(EXERCISE DATA Opens)
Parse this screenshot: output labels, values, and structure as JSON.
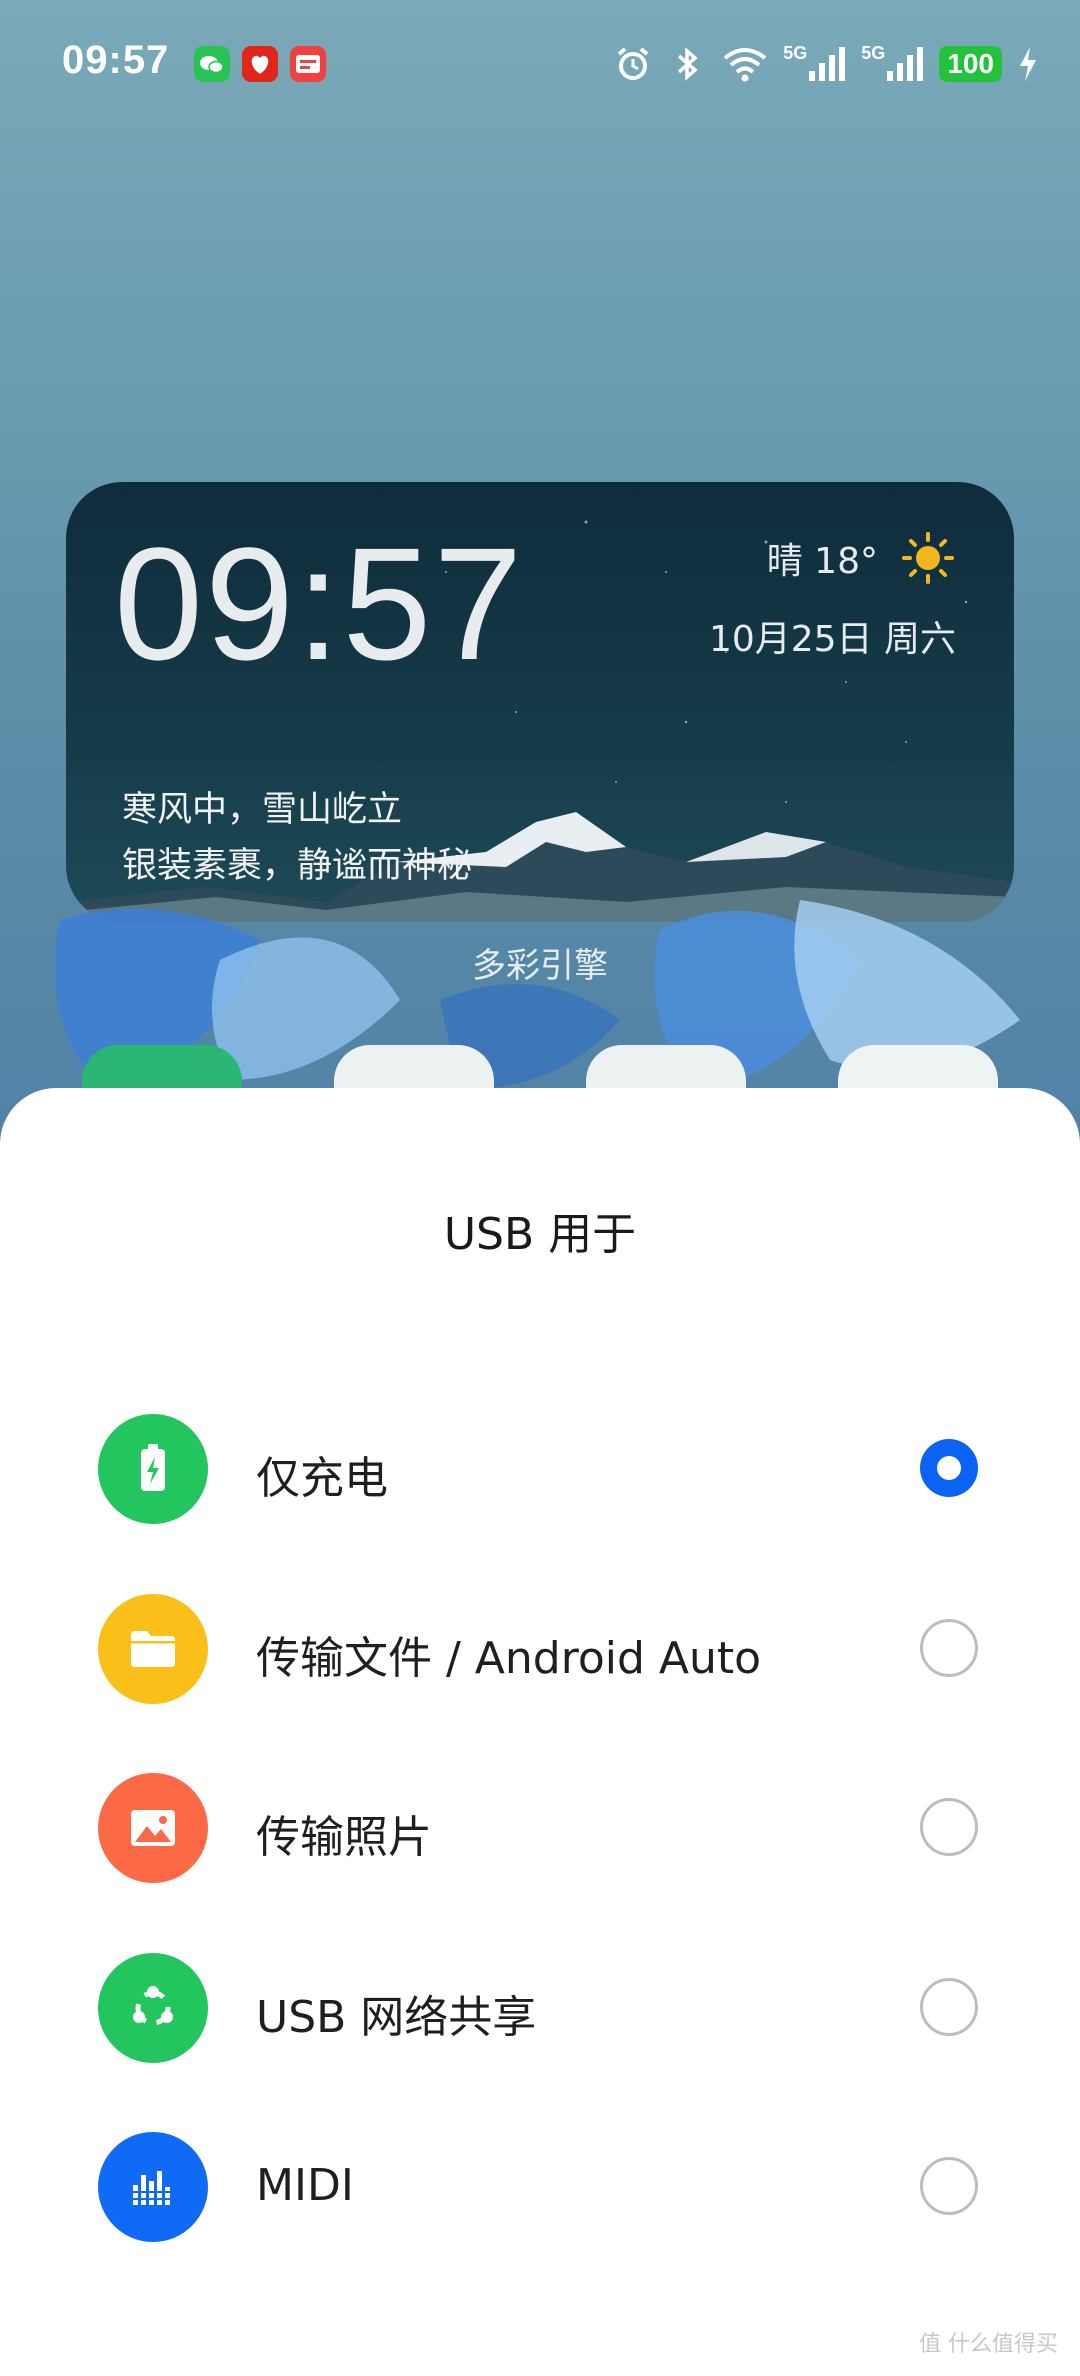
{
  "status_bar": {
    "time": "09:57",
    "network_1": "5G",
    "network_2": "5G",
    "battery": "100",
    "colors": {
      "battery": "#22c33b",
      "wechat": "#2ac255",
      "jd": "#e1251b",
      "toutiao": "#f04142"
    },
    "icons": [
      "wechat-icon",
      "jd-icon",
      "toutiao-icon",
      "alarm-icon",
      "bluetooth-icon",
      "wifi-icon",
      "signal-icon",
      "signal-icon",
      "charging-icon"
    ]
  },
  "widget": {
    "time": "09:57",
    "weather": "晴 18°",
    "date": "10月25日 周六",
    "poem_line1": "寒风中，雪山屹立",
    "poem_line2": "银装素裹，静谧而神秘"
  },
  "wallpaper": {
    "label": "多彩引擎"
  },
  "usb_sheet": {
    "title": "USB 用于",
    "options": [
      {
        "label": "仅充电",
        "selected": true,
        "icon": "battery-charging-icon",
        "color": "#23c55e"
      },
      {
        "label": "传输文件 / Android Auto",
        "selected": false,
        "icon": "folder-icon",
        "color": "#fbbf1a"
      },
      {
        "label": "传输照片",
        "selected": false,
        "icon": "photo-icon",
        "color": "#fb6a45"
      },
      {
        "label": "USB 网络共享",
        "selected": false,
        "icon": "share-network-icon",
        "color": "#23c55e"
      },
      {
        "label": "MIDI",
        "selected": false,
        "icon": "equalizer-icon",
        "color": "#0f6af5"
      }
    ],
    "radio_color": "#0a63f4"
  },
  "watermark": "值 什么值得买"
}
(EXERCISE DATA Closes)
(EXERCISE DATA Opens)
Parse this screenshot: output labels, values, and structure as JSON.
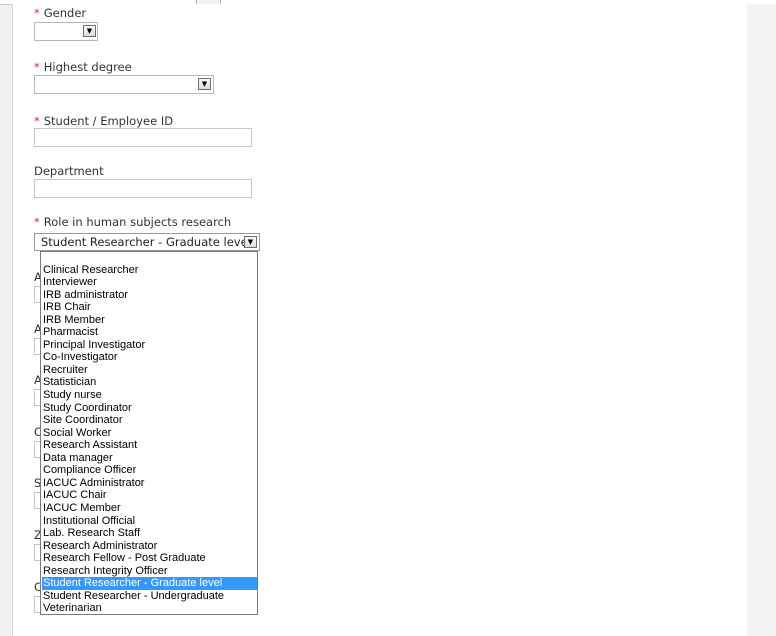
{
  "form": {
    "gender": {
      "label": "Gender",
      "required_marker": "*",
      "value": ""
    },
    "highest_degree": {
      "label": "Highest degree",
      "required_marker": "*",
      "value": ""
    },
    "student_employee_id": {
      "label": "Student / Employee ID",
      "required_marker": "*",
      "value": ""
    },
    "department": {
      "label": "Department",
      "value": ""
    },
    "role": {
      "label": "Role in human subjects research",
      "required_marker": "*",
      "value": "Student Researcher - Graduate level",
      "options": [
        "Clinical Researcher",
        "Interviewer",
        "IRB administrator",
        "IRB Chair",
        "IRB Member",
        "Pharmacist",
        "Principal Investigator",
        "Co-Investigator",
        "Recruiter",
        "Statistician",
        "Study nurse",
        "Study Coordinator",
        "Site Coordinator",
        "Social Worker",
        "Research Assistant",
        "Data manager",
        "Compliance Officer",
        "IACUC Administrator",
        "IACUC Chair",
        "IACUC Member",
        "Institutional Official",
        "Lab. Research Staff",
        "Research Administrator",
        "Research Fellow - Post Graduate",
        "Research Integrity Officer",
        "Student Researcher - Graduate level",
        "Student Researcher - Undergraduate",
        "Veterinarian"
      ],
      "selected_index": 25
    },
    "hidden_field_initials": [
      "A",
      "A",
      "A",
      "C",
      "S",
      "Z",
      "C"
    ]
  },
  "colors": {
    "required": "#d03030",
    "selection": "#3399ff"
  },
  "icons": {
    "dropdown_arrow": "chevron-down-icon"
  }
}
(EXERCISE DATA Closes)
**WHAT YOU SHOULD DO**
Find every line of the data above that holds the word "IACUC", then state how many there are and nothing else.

**THE ANSWER**
3